Geneva, 17 April, WHF: In an open letter to G20 Heads of State, meeting virtually this Sunday, the World Heart Federation (WHF) calls for an equitable and generous emergency response to COVID-19. The proposed urgent measures include ensuring equal access to treatment and care, scaling up prevention in poor areas, addressing the shortage of health workers, and calling for industry’s responsibility.
WHF also calls on governments to reaffirm the World Health Organization’s essential role in the COVID-19 response and its unique capacity and global mandate to support public health systems during this critical time. This includes increasing much needed financial support.
The coronavirus (COVID-19) pandemic has left no country unscathed and health systems face challenges on multiple fronts. Cardiovascular disease (CVD), the world’s leading cause of death, is emerging as a common risk factor for people who have severe COVID-19 infection. Furthermore, COVID-19 can lead to cardiovascular complications, such as myocarditis and arrhythmias.
“In every country, doctors and healthcare workers are at the frontlines of an enormous struggle”, said Karen Sliwa, WHF’s President. “Our role as leaders of the global cardiovascular community is to ensure that we help them contain the disease and treat those who have fallen victims to it. It is our duty to respond to the needs of each patient in an equal manner, regardless of their geographical location or economic status. Let us seize this opportunity to put people at the centre of our decision-making. Health for all is in your hands.”
The epicentre of the virus has been mostly in powerful economies but even there heart patients have been subjected to deep inequalities in access to healthcare. WHF warns that this situation will be more acute in developing regions of the world where the outbreak of COVID-19 is spreading extensively and where access to running water and sanitation is limited, thus exacerbating a very urgent and unprecedented public health challenge.
WHF recommendations included in the letter:
Provide necessary health care in recognition of countries’ commitment to Universal Health Coverage: In September 2019, at the United Nations High-Level Meeting “Universal Health Coverage (UHC): Moving Together to Build a Healthier World,” world leaders endorsed the most ambitious and comprehensive political declaration on health in history. Faced by the COVID-19 crisis, it is crucial that leaders recognise the interconnectedness of UHC and health emergencies and remember their political commitments. Currently, at least half of the global population does not receive the health services they need. About 100 million people are pushed into extreme poverty each year because of out-of-pocket spending on health. WHF is calling on you to ensure that any vaccine produced is fairly priced and that everyone can get access to essential treatments.
Emphasize Preventive Measures: In some of the poorest countries, refugees, internally displaced people and people trapped in conflict zones do not have easy access to running water, uncongested spaces, or safe homes in which to self-quarantine.

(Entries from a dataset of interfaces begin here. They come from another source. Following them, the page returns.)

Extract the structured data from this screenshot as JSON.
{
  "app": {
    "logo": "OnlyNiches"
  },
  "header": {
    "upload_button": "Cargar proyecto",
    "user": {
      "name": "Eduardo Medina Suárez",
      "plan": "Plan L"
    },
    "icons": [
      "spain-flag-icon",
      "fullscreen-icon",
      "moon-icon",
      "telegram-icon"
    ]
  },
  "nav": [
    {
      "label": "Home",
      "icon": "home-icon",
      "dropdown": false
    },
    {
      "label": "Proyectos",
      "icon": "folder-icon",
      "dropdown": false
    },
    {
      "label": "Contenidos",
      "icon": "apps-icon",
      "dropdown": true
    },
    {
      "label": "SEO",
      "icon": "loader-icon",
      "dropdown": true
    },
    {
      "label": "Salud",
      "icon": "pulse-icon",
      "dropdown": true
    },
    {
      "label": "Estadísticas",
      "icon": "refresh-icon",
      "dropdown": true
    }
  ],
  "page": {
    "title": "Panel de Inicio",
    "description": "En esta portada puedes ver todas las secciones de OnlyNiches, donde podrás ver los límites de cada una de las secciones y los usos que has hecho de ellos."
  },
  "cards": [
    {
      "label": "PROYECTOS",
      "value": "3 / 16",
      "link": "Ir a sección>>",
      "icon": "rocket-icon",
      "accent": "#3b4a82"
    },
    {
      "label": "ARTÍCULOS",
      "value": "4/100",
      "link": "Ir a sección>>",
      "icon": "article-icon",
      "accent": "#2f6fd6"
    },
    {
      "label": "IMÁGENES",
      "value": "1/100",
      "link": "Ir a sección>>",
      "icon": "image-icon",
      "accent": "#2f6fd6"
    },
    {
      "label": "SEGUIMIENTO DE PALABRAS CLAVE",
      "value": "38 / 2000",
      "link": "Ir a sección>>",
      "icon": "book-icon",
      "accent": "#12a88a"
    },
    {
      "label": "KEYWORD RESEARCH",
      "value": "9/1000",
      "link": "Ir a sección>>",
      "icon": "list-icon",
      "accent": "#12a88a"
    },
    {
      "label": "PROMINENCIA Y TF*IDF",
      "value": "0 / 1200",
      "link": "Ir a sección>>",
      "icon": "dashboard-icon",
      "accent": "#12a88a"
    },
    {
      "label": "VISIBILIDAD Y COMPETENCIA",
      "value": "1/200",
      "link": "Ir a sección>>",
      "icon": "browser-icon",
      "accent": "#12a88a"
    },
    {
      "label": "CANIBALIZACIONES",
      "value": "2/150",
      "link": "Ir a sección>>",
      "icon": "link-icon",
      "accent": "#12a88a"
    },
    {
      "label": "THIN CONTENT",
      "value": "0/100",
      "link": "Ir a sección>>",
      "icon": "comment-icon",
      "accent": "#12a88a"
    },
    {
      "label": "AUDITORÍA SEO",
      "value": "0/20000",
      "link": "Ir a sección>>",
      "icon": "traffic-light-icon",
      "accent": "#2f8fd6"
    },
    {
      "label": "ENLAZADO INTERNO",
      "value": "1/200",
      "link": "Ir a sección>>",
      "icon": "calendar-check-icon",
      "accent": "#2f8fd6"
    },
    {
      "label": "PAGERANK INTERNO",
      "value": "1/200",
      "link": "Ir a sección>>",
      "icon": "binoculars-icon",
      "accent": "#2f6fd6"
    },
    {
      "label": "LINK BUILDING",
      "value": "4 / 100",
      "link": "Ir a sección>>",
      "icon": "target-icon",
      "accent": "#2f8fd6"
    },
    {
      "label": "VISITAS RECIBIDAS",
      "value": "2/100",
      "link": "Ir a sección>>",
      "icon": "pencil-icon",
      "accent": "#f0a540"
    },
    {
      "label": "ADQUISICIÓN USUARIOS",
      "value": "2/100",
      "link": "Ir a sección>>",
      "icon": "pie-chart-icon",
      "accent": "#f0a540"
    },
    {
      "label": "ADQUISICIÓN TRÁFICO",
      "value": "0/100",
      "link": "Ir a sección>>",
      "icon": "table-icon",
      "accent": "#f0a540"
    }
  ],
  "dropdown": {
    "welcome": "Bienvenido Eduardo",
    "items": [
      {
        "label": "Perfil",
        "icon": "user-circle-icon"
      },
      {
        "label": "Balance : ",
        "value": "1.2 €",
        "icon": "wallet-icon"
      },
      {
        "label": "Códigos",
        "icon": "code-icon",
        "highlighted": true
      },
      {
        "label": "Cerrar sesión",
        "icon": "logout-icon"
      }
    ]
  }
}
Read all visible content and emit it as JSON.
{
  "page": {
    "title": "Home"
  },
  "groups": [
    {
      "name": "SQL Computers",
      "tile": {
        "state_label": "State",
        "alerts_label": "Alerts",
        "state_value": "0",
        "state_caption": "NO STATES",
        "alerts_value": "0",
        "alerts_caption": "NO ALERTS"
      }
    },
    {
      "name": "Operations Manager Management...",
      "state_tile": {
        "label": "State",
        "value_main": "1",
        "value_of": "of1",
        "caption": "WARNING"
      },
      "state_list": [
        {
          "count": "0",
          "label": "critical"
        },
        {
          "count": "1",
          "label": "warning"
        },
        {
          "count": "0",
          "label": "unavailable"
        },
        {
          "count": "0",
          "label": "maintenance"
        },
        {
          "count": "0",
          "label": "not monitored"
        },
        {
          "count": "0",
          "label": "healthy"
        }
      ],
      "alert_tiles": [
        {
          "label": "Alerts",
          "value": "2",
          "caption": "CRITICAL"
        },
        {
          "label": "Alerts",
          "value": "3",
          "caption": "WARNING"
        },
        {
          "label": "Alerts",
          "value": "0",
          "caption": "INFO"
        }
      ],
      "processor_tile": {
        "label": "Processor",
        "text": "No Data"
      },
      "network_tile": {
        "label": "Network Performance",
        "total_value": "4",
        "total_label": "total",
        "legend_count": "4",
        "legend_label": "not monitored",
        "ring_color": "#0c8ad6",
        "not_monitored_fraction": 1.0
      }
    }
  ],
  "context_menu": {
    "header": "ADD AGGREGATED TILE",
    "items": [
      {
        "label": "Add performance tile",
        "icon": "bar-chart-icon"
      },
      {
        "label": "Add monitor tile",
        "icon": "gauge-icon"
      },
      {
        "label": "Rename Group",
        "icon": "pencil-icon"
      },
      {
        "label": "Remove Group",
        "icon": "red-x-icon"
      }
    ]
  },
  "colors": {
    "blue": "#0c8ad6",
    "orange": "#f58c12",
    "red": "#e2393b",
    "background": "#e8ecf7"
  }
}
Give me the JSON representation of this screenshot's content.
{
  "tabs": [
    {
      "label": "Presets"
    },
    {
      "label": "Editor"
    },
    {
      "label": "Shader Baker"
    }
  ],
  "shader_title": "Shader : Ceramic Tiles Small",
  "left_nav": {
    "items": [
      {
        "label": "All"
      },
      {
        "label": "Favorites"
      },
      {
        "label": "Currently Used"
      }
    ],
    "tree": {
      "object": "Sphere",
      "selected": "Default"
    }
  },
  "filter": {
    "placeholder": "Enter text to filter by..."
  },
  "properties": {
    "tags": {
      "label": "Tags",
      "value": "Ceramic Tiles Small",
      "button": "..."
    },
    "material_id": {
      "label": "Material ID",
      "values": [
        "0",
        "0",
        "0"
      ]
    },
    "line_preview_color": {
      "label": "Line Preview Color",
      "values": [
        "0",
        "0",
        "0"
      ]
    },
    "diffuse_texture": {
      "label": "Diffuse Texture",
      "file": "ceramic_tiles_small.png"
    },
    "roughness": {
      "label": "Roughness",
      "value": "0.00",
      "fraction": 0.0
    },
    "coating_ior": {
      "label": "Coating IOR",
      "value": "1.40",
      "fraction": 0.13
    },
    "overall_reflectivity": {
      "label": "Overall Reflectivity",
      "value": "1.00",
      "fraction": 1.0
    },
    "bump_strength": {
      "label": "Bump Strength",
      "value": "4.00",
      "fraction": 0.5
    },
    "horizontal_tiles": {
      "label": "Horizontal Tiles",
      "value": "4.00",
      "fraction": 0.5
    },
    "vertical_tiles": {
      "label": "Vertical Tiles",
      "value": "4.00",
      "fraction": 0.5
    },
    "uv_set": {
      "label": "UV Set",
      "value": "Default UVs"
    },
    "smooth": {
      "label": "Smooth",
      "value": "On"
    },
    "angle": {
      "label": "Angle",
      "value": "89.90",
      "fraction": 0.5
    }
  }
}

Around a quarter of the world’s urban population lives in slums. You must act now with a huge scale-up in prevention activities, including public communication and education, testing, contact tracing, and the provision of adequate water and sanitation in these areas before it is too late.
Protect and recruit additional health workers: The predicted global shortage of 18 million health workers to meet SDG 3 means that governments in rich and poor countries alike must not wait to rapidly expand free education and training for all urgently needed health workers. As previous emergencies like the Ebola crisis have demonstrated, community health workers can be rapidly and effectively trained and deployed to boost public education and community outreach efforts. The manufacturing resources of all nations must be mobilized immediately to produce the personal protective equipment urgently needed to protect all health care workers. Public healthcare for all is impossible without health workers for all – you can make it happen.
Private industry has a duty to work for the public: Governments must requisition or find other means to utilize all private healthcare facilities to increase capacity to treat and care for infected patients and to meet ongoing essential health needs – including treating people with acute cardiovascular events. The governments of Spain, Switzerland and the state government of Uttarakhand in India have demonstrated exceptional leadership in using private hospitals to ensure that beds are available for the sick. All countries must quickly follow suit. Furthermore, it is essential that any vaccine, effective treatment, or improved tests found or developed, are not subject to exclusive licenses or monopolies that would block their universal affordability and access. Medical equipment and medication embargos must be lifted. Fortunately, public investment is taking centre stage to accelerate global efforts to develop a vaccine, led by the Coalition for Epidemic Preparedness Innovations (CEPI), which has requested 2 billion USD to boost vaccine development. You can, and must, immediately meet this request. Together with the WHO, you can insist that free, universal access is a requisite of any such funding. We ask you to start now to establish a comprehensive plan for manufacturing and distributing a vaccine globally, free at the point of use, and know the world will thank you for your foresight.
Notes to editors
The World Heart Federation is the principal representative body for the global cardiovascular community, representing more than 200 heart foundations, scientific societies, civil society, and patient organisations from over 100 countries.
Together with our Members, we are working to end needless deaths and build global commitment for improved cardiovascular health at the global, regional, national, and community levels.
We believe in a world where heart health for everyone is a fundamental human right and a crucial element of global health justice.